Exercise requirements =>
Print all the data below exactly, without images.

Data provided =>
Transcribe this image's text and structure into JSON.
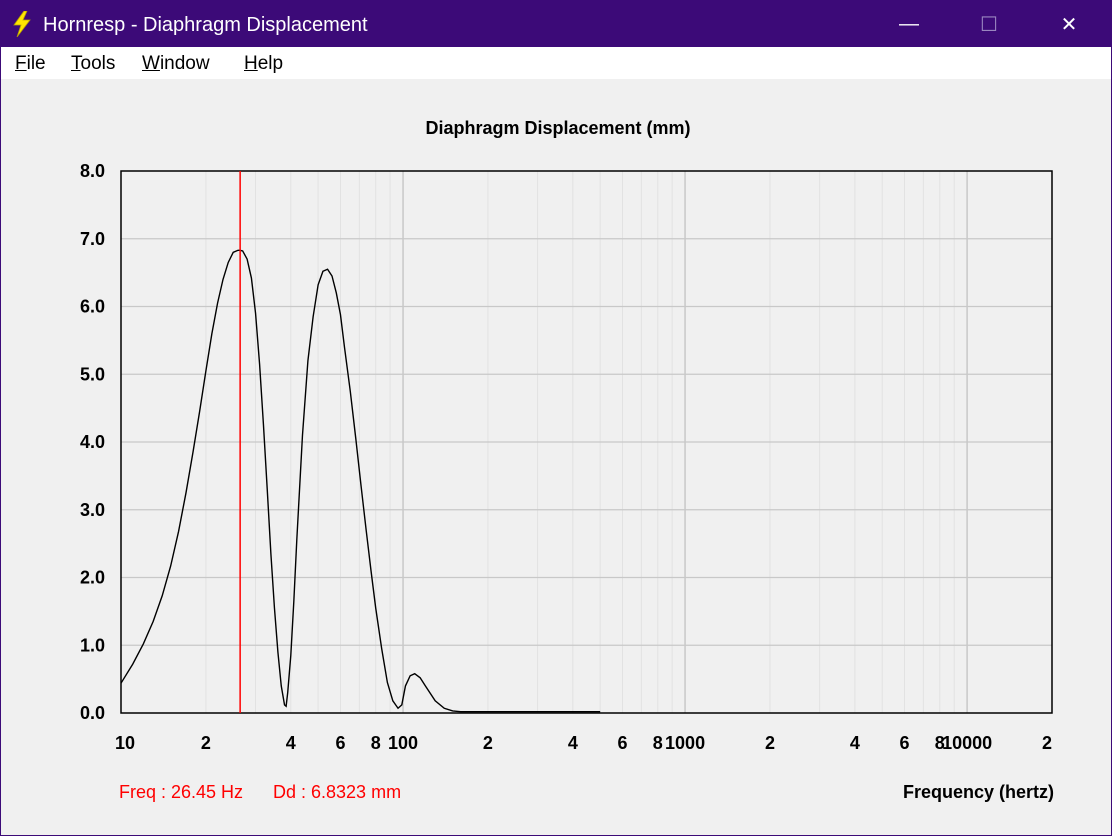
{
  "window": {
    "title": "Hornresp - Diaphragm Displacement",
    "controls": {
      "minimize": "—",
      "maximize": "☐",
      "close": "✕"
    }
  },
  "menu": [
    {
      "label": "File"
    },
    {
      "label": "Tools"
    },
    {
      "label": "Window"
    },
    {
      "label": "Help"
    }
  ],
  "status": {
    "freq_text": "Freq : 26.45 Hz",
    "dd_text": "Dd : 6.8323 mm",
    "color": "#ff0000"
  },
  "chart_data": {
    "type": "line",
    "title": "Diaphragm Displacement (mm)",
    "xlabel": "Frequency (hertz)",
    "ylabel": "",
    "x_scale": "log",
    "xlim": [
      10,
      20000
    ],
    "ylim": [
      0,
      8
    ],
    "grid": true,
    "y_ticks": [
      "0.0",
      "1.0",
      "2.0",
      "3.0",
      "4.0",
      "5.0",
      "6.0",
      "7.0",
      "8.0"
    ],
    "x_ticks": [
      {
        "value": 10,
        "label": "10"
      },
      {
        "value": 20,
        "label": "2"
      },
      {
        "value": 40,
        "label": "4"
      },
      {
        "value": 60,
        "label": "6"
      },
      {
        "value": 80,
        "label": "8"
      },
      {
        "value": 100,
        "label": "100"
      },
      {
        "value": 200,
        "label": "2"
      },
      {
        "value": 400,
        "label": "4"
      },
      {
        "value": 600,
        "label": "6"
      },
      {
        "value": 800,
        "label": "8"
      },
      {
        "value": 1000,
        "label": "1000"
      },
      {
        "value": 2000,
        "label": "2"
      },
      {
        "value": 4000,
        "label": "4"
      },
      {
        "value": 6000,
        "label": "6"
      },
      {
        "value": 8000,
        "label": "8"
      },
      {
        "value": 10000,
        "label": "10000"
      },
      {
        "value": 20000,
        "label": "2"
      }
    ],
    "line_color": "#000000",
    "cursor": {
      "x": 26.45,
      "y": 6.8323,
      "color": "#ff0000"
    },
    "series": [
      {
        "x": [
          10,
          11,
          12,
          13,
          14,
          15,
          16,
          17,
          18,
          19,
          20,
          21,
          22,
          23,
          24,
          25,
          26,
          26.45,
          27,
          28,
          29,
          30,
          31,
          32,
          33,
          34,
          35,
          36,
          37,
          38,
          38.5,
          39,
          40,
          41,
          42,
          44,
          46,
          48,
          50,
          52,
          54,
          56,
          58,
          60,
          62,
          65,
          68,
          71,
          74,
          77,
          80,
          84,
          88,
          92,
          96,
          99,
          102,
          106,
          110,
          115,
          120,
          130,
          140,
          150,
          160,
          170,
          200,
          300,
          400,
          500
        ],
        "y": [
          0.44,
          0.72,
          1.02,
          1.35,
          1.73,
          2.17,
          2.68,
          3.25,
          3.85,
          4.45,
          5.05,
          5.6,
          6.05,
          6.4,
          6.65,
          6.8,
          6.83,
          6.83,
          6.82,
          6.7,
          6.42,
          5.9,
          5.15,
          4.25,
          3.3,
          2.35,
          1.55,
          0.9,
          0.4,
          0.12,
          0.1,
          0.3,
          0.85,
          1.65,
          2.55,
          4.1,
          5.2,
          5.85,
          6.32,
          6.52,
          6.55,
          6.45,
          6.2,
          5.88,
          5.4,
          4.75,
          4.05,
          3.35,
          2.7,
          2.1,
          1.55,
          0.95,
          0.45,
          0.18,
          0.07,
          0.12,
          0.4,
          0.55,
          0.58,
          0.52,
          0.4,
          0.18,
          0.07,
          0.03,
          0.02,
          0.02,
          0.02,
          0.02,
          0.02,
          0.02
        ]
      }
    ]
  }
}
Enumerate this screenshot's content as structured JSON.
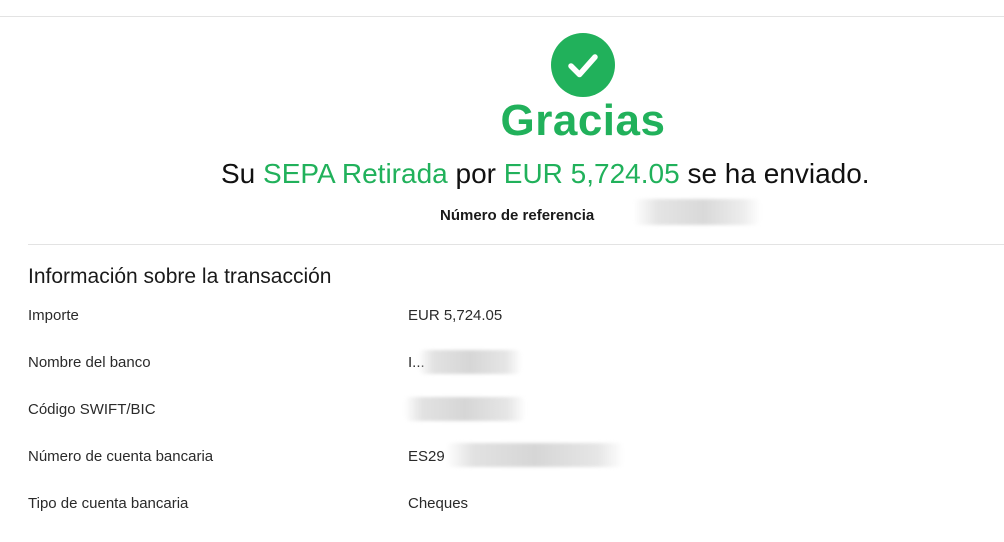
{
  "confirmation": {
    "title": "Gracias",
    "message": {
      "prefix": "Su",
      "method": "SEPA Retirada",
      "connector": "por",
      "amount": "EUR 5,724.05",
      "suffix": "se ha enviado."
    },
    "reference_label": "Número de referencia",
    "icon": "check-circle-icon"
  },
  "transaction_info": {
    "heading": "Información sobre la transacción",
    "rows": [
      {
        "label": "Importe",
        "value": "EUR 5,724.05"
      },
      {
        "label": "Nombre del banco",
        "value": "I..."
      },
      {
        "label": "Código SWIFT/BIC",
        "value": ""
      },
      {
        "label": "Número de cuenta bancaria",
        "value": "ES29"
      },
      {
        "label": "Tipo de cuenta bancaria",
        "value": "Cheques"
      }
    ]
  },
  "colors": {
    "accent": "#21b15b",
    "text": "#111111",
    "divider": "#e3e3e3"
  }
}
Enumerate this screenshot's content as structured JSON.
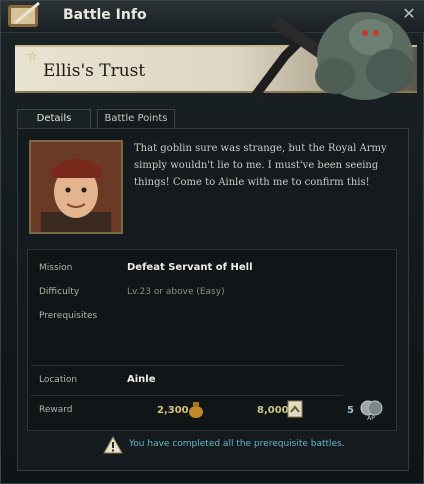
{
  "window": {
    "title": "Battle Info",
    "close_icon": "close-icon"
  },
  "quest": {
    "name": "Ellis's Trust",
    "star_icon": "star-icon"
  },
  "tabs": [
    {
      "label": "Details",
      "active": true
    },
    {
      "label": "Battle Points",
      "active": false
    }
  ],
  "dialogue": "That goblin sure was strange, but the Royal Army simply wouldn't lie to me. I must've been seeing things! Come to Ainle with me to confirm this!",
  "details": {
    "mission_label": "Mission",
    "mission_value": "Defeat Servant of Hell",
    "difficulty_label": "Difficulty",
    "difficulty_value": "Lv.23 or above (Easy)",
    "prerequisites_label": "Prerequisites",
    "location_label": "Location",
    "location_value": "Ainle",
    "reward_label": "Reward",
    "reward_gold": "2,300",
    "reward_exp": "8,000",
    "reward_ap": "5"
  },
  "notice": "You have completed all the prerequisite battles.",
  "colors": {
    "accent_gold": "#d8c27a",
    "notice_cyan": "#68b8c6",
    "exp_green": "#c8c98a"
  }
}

Expected answer =>
Transcribe this image's text and structure into JSON.
{
  "window": {
    "title": "Hornresp - Diaphragm Displacement",
    "controls": {
      "minimize": "—",
      "maximize": "☐",
      "close": "✕"
    }
  },
  "menu": [
    {
      "label": "File"
    },
    {
      "label": "Tools"
    },
    {
      "label": "Window"
    },
    {
      "label": "Help"
    }
  ],
  "status": {
    "freq_text": "Freq : 26.45 Hz",
    "dd_text": "Dd : 6.8323 mm",
    "color": "#ff0000"
  },
  "chart_data": {
    "type": "line",
    "title": "Diaphragm Displacement (mm)",
    "xlabel": "Frequency (hertz)",
    "ylabel": "",
    "x_scale": "log",
    "xlim": [
      10,
      20000
    ],
    "ylim": [
      0,
      8
    ],
    "grid": true,
    "y_ticks": [
      "0.0",
      "1.0",
      "2.0",
      "3.0",
      "4.0",
      "5.0",
      "6.0",
      "7.0",
      "8.0"
    ],
    "x_ticks": [
      {
        "value": 10,
        "label": "10"
      },
      {
        "value": 20,
        "label": "2"
      },
      {
        "value": 40,
        "label": "4"
      },
      {
        "value": 60,
        "label": "6"
      },
      {
        "value": 80,
        "label": "8"
      },
      {
        "value": 100,
        "label": "100"
      },
      {
        "value": 200,
        "label": "2"
      },
      {
        "value": 400,
        "label": "4"
      },
      {
        "value": 600,
        "label": "6"
      },
      {
        "value": 800,
        "label": "8"
      },
      {
        "value": 1000,
        "label": "1000"
      },
      {
        "value": 2000,
        "label": "2"
      },
      {
        "value": 4000,
        "label": "4"
      },
      {
        "value": 6000,
        "label": "6"
      },
      {
        "value": 8000,
        "label": "8"
      },
      {
        "value": 10000,
        "label": "10000"
      },
      {
        "value": 20000,
        "label": "2"
      }
    ],
    "line_color": "#000000",
    "cursor": {
      "x": 26.45,
      "y": 6.8323,
      "color": "#ff0000"
    },
    "series": [
      {
        "x": [
          10,
          11,
          12,
          13,
          14,
          15,
          16,
          17,
          18,
          19,
          20,
          21,
          22,
          23,
          24,
          25,
          26,
          26.45,
          27,
          28,
          29,
          30,
          31,
          32,
          33,
          34,
          35,
          36,
          37,
          38,
          38.5,
          39,
          40,
          41,
          42,
          44,
          46,
          48,
          50,
          52,
          54,
          56,
          58,
          60,
          62,
          65,
          68,
          71,
          74,
          77,
          80,
          84,
          88,
          92,
          96,
          99,
          102,
          106,
          110,
          115,
          120,
          130,
          140,
          150,
          160,
          170,
          200,
          300,
          400,
          500
        ],
        "y": [
          0.44,
          0.72,
          1.02,
          1.35,
          1.73,
          2.17,
          2.68,
          3.25,
          3.85,
          4.45,
          5.05,
          5.6,
          6.05,
          6.4,
          6.65,
          6.8,
          6.83,
          6.83,
          6.82,
          6.7,
          6.42,
          5.9,
          5.15,
          4.25,
          3.3,
          2.35,
          1.55,
          0.9,
          0.4,
          0.12,
          0.1,
          0.3,
          0.85,
          1.65,
          2.55,
          4.1,
          5.2,
          5.85,
          6.32,
          6.52,
          6.55,
          6.45,
          6.2,
          5.88,
          5.4,
          4.75,
          4.05,
          3.35,
          2.7,
          2.1,
          1.55,
          0.95,
          0.45,
          0.18,
          0.07,
          0.12,
          0.4,
          0.55,
          0.58,
          0.52,
          0.4,
          0.18,
          0.07,
          0.03,
          0.02,
          0.02,
          0.02,
          0.02,
          0.02,
          0.02
        ]
      }
    ]
  }
}
Enumerate this screenshot's content as structured JSON.
{
  "confirmation": {
    "title": "Gracias",
    "message": {
      "prefix": "Su",
      "method": "SEPA Retirada",
      "connector": "por",
      "amount": "EUR 5,724.05",
      "suffix": "se ha enviado."
    },
    "reference_label": "Número de referencia",
    "icon": "check-circle-icon"
  },
  "transaction_info": {
    "heading": "Información sobre la transacción",
    "rows": [
      {
        "label": "Importe",
        "value": "EUR 5,724.05"
      },
      {
        "label": "Nombre del banco",
        "value": "I..."
      },
      {
        "label": "Código SWIFT/BIC",
        "value": ""
      },
      {
        "label": "Número de cuenta bancaria",
        "value": "ES29"
      },
      {
        "label": "Tipo de cuenta bancaria",
        "value": "Cheques"
      }
    ]
  },
  "colors": {
    "accent": "#21b15b",
    "text": "#111111",
    "divider": "#e3e3e3"
  }
}
Enumerate this screenshot's content as structured JSON.
{
  "window": {
    "title": "Battle Info",
    "close_icon": "close-icon"
  },
  "quest": {
    "name": "Ellis's Trust",
    "star_icon": "star-icon"
  },
  "tabs": [
    {
      "label": "Details",
      "active": true
    },
    {
      "label": "Battle Points",
      "active": false
    }
  ],
  "dialogue": "That goblin sure was strange, but the Royal Army simply wouldn't lie to me. I must've been seeing things! Come to Ainle with me to confirm this!",
  "details": {
    "mission_label": "Mission",
    "mission_value": "Defeat Servant of Hell",
    "difficulty_label": "Difficulty",
    "difficulty_value": "Lv.23 or above (Easy)",
    "prerequisites_label": "Prerequisites",
    "location_label": "Location",
    "location_value": "Ainle",
    "reward_label": "Reward",
    "reward_gold": "2,300",
    "reward_exp": "8,000",
    "reward_ap": "5"
  },
  "notice": "You have completed all the prerequisite battles.",
  "colors": {
    "accent_gold": "#d8c27a",
    "notice_cyan": "#68b8c6",
    "exp_green": "#c8c98a"
  }
}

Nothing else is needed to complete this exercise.